A hydrostatic force is an upward force created by still water pushing up on the board, and it is also known as a buoyant force (a force exerted by a liquid at rest). The water exerts its force on every part of the board that it touches, yet the buoyant force acts as if it were pushing up on the board just at the centre of buoyancy, which is the centre of mass of the water displaced by the board. In fact, according to legend, when Archimedes, an ancient Greek mathematician, discovered the mathematics of buoyancy while bathing, he became so excited that he leapt out of the bath and ran naked through the streets, shouting “Eureka!—I’ve found it!”

Net Force is a term that refers to a group of people who work together to achieve a common goal.

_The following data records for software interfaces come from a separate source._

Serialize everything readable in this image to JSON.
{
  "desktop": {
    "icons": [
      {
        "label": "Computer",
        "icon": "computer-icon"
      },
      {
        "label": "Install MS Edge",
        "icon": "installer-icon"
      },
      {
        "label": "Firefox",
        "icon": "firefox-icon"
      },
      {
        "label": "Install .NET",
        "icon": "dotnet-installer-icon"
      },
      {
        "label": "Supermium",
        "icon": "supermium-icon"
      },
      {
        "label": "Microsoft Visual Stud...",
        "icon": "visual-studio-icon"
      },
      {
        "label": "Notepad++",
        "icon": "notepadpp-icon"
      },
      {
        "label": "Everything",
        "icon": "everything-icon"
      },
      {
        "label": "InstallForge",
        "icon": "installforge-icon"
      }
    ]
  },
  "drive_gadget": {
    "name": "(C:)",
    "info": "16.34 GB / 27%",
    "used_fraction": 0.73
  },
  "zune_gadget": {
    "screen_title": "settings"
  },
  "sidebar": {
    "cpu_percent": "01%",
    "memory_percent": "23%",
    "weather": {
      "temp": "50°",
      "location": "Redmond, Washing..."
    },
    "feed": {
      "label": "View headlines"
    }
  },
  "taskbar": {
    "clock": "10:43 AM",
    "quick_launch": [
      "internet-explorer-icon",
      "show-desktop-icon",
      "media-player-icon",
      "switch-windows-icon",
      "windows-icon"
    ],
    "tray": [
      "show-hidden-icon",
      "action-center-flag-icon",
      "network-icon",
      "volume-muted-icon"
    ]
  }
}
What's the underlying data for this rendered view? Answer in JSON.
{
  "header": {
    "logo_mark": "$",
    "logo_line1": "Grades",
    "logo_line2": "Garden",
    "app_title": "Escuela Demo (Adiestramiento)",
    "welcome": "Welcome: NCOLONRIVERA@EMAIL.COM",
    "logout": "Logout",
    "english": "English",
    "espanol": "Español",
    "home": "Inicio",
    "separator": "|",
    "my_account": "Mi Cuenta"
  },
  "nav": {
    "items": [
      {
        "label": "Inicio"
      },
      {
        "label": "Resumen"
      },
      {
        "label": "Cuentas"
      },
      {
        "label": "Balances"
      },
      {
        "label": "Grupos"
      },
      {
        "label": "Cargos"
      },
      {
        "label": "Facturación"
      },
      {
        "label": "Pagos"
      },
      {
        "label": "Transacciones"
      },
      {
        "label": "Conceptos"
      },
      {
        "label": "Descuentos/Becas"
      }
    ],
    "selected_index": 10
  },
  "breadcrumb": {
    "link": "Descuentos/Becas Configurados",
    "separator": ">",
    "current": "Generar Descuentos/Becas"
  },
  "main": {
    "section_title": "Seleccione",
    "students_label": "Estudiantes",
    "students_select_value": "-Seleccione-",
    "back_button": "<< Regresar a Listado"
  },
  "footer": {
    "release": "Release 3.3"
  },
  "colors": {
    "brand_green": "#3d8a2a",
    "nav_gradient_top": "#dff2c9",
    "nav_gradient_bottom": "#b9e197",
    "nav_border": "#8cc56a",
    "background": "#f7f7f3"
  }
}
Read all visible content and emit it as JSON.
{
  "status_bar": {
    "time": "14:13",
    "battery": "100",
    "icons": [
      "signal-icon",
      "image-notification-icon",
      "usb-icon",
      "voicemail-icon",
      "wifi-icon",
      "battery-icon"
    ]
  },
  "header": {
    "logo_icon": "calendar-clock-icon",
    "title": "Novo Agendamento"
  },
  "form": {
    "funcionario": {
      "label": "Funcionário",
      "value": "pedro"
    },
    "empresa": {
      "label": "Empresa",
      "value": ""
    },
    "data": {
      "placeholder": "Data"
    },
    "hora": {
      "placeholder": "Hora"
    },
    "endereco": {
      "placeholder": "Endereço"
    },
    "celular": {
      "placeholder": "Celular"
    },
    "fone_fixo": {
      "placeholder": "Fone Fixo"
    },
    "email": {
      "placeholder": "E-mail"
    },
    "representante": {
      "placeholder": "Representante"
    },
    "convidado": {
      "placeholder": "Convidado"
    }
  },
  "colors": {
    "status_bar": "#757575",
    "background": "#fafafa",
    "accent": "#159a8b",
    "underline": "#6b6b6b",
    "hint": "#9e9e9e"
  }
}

Given that you are remaining in one location, you are not accelerating. We also know that the sum of all the forces acting on you—the net force—is equal to zero, thanks to Sir Isaac Newton’s discovery. If there is no acceleration, there is no net force. Having the answer before beginning to study the physics is extremely helpful in many situations. (However, it should be noted that you can be moving at a constant velocity even when the acceleration is zero because acceleration causes changes in velocity.)